- _Prompt_: The answer must be every line of the records in which the string "icon" appears.
——————————
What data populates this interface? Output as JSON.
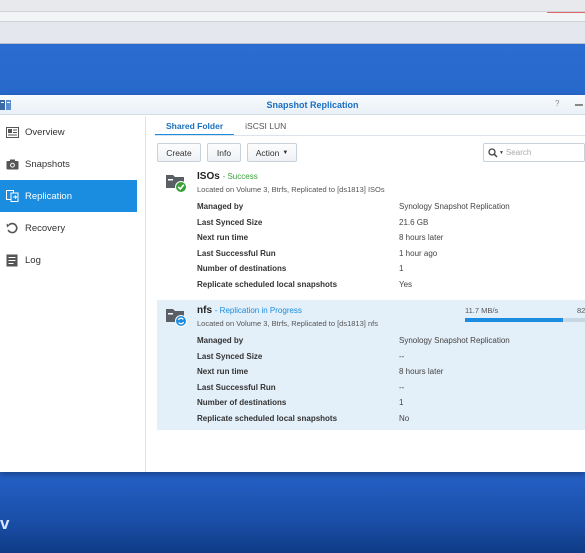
{
  "window": {
    "title": "Snapshot Replication"
  },
  "sidebar": {
    "items": [
      {
        "label": "Overview",
        "icon": "overview-icon",
        "active": false
      },
      {
        "label": "Snapshots",
        "icon": "camera-icon",
        "active": false
      },
      {
        "label": "Replication",
        "icon": "replication-icon",
        "active": true
      },
      {
        "label": "Recovery",
        "icon": "recovery-icon",
        "active": false
      },
      {
        "label": "Log",
        "icon": "log-icon",
        "active": false
      }
    ]
  },
  "tabs": [
    {
      "label": "Shared Folder",
      "active": true
    },
    {
      "label": "iSCSI LUN",
      "active": false
    }
  ],
  "toolbar": {
    "create_label": "Create",
    "info_label": "Info",
    "action_label": "Action",
    "search_placeholder": "Search"
  },
  "tasks": [
    {
      "name": "ISOs",
      "status": "- Success",
      "status_color": "#3aa03a",
      "location": "Located on Volume 3, Btrfs, Replicated to [ds1813] ISOs",
      "fields": [
        {
          "key": "Managed by",
          "value": "Synology Snapshot Replication"
        },
        {
          "key": "Last Synced Size",
          "value": "21.6 GB"
        },
        {
          "key": "Next run time",
          "value": "8 hours later"
        },
        {
          "key": "Last Successful Run",
          "value": "1 hour ago"
        },
        {
          "key": "Number of destinations",
          "value": "1"
        },
        {
          "key": "Replicate scheduled local snapshots",
          "value": "Yes"
        }
      ]
    },
    {
      "name": "nfs",
      "status": "- Replication in Progress",
      "status_color": "#1a8de0",
      "location": "Located on Volume 3, Btrfs, Replicated to [ds1813] nfs",
      "speed": "11.7 MB/s",
      "progress_label": "82",
      "progress_fraction": 0.82,
      "fields": [
        {
          "key": "Managed by",
          "value": "Synology Snapshot Replication"
        },
        {
          "key": "Last Synced Size",
          "value": "--"
        },
        {
          "key": "Next run time",
          "value": "8 hours later"
        },
        {
          "key": "Last Successful Run",
          "value": "--"
        },
        {
          "key": "Number of destinations",
          "value": "1"
        },
        {
          "key": "Replicate scheduled local snapshots",
          "value": "No"
        }
      ]
    }
  ],
  "desktop": {
    "corner_text": "v"
  },
  "colors": {
    "accent": "#1a8de0",
    "title": "#1a6fc0",
    "selected_row": "#e3eff9"
  }
}
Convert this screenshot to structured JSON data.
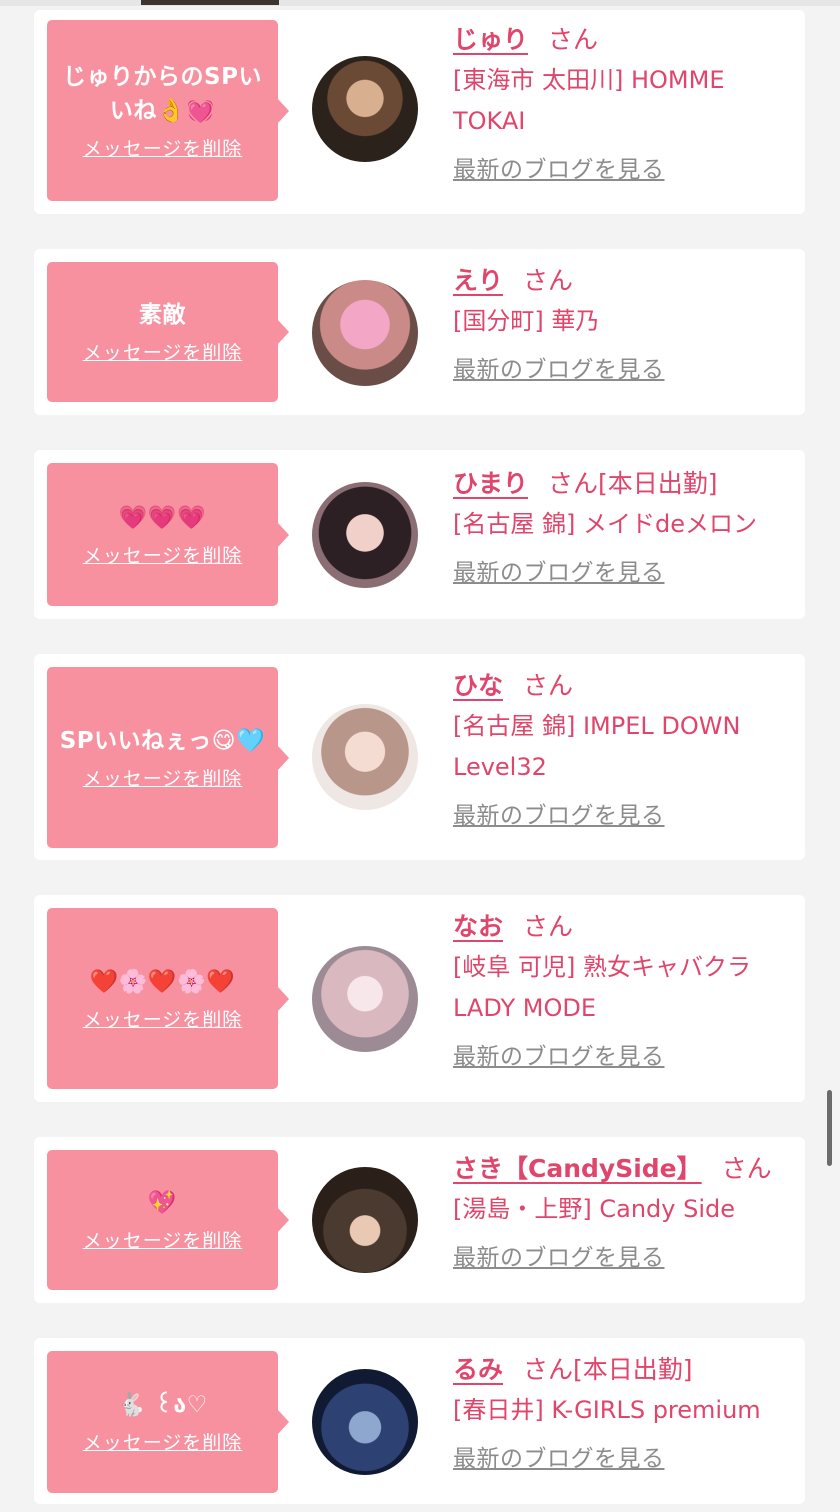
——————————
- _Exercise answer_:
        "icon": "overview-icon",
        "icon": "camera-icon",
        "icon": "replication-icon",
        "icon": "recovery-icon",
        "icon": "log-icon",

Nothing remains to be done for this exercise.